§ WHAT THE TASK REQUIRES:
Could you filter the data below down to the lines that hold the word "WCDMA"?

[PROVIDED ENTRIES Boundary: Start]

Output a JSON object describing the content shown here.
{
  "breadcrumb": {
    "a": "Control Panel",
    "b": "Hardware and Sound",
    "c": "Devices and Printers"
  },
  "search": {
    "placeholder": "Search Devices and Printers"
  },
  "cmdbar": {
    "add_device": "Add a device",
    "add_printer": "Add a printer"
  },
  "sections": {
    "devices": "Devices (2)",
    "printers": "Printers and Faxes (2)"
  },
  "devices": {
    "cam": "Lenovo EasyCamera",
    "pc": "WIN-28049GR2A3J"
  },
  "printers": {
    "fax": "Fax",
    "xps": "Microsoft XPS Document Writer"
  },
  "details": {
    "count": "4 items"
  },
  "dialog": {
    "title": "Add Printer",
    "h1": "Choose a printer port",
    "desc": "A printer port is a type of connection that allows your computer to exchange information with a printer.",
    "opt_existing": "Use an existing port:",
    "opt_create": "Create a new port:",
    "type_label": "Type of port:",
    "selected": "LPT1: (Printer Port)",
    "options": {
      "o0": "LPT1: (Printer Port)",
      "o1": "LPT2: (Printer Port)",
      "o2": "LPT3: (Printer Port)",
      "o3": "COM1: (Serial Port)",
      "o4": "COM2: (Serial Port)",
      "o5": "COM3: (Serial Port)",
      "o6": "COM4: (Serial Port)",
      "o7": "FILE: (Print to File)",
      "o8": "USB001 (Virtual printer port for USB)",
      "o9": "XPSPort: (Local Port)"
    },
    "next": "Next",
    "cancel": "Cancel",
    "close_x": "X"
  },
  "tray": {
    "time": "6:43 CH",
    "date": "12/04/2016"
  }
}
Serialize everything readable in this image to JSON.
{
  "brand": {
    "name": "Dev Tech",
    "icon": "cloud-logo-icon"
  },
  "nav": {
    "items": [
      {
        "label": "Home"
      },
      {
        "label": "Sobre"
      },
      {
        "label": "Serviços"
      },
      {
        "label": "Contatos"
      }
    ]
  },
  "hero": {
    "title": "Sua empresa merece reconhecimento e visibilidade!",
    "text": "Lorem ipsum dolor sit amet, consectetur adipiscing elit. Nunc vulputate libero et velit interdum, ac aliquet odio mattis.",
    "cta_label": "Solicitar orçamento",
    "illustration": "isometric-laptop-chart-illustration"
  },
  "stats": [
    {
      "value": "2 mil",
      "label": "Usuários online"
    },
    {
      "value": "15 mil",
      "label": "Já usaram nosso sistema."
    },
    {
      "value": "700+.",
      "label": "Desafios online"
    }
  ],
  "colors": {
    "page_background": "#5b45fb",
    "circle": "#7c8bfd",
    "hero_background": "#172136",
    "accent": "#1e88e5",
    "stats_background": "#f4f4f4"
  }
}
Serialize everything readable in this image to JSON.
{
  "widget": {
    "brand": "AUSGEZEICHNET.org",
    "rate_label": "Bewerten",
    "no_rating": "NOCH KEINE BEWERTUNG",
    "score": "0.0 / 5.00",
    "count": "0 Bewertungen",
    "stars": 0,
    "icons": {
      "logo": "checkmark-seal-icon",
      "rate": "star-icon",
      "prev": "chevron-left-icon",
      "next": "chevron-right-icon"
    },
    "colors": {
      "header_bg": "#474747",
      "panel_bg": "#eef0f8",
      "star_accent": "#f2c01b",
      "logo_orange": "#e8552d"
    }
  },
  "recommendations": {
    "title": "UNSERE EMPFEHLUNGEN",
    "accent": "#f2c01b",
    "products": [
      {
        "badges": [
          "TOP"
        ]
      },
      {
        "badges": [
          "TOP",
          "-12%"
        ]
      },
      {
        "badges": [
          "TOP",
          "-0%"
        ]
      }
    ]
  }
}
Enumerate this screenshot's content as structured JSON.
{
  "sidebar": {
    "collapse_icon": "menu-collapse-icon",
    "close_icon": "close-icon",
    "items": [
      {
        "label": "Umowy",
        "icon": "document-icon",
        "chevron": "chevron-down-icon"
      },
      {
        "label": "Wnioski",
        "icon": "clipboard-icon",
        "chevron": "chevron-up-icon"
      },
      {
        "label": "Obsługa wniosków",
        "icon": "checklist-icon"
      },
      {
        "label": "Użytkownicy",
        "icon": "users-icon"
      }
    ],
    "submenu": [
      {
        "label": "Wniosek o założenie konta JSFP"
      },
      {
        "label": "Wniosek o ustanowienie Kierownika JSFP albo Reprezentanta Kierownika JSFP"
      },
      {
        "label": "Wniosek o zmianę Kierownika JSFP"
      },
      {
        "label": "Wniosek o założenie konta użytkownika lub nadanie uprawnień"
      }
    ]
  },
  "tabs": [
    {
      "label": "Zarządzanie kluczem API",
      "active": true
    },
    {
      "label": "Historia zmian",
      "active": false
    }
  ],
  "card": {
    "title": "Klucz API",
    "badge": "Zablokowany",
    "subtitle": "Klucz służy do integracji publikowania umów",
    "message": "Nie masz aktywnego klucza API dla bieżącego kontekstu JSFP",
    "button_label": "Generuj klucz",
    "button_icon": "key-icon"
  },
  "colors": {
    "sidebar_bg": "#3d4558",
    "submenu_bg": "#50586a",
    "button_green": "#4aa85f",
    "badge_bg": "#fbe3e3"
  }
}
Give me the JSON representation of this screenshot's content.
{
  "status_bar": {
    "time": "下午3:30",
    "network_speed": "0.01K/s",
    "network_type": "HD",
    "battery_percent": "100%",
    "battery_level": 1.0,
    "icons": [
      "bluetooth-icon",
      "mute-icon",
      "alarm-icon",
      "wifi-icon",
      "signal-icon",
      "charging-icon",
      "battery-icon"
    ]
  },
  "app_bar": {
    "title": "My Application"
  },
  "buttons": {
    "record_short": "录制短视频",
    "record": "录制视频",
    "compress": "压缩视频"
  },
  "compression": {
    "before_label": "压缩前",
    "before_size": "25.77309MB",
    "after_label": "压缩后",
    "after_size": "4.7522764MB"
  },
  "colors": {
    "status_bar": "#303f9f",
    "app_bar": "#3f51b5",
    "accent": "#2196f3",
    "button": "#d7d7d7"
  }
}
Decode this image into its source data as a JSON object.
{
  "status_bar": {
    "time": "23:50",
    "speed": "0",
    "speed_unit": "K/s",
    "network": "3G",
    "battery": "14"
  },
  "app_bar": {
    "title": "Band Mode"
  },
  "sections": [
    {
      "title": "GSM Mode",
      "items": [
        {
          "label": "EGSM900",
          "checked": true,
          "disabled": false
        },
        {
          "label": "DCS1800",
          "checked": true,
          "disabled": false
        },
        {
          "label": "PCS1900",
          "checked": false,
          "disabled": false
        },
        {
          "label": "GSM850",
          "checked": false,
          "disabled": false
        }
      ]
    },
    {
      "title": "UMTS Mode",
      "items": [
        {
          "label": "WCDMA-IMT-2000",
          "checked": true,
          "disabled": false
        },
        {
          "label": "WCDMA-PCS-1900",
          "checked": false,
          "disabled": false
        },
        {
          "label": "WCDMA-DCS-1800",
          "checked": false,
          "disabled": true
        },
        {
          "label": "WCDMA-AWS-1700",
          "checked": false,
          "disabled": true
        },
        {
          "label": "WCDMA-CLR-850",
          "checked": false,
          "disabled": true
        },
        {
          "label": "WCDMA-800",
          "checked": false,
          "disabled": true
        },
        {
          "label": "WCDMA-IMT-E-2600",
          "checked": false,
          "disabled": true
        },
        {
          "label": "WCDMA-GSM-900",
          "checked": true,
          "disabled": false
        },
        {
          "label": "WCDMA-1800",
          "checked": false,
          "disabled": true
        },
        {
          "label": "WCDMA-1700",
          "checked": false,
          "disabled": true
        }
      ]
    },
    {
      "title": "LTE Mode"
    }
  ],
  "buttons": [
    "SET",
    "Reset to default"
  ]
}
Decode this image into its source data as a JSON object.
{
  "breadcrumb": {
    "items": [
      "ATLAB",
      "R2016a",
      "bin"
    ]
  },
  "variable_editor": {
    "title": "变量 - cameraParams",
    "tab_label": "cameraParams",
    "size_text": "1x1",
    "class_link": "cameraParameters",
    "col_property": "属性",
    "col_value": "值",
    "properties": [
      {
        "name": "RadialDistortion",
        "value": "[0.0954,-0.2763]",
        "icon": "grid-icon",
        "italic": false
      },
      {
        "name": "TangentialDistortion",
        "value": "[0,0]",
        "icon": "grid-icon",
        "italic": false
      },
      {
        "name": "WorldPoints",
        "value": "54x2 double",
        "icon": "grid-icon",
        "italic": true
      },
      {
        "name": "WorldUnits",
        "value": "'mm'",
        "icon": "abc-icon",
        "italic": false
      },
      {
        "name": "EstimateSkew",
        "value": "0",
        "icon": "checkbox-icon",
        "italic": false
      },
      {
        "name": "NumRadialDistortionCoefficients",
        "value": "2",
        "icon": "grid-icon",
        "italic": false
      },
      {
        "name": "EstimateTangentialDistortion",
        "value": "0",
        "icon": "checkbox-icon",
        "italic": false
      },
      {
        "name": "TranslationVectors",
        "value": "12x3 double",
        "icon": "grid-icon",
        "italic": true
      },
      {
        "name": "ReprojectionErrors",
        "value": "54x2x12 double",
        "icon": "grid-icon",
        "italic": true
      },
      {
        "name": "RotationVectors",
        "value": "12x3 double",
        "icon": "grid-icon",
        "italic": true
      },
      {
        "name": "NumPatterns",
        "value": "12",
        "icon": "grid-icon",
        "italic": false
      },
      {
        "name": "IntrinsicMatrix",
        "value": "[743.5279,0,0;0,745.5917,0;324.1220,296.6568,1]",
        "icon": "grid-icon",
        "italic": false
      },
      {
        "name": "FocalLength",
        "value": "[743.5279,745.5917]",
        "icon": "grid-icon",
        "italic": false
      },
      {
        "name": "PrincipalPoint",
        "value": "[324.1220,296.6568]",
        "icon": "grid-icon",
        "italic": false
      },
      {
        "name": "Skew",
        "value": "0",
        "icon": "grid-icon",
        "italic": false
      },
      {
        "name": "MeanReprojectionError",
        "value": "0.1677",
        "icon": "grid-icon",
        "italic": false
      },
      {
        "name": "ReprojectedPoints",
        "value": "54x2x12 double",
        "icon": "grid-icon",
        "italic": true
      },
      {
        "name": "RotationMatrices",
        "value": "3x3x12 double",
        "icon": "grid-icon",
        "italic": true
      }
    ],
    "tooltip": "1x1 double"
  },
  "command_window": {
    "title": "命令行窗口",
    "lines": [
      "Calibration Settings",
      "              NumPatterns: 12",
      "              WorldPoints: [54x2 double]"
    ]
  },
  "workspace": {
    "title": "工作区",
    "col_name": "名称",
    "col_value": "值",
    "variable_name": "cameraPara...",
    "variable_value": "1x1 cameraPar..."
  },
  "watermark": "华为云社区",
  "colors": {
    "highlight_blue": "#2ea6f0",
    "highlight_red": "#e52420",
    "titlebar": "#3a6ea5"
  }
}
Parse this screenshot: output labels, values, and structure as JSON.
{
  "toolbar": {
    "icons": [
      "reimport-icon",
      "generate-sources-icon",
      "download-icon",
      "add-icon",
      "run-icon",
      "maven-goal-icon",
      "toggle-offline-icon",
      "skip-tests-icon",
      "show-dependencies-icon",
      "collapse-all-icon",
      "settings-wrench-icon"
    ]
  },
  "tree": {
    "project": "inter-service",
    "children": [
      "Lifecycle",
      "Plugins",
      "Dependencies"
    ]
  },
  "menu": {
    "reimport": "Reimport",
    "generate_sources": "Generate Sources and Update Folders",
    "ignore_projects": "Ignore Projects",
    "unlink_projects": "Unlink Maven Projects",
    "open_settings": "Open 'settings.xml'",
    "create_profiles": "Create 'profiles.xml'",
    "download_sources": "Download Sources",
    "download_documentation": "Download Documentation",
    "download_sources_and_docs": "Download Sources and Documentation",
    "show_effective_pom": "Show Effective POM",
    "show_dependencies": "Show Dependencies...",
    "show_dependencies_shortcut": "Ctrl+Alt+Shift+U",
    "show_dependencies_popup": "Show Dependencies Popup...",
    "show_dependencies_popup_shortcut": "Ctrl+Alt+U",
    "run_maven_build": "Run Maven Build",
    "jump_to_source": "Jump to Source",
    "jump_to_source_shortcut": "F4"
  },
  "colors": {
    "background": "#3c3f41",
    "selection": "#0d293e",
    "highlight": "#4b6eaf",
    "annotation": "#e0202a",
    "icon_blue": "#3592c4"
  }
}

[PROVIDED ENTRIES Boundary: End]

§ TASK RESULT:
          "label": "WCDMA-IMT-2000",
          "label": "WCDMA-PCS-1900",
          "label": "WCDMA-DCS-1800",
          "label": "WCDMA-AWS-1700",
          "label": "WCDMA-CLR-850",
          "label": "WCDMA-800",
          "label": "WCDMA-IMT-E-2600",
          "label": "WCDMA-GSM-900",
          "label": "WCDMA-1800",
          "label": "WCDMA-1700",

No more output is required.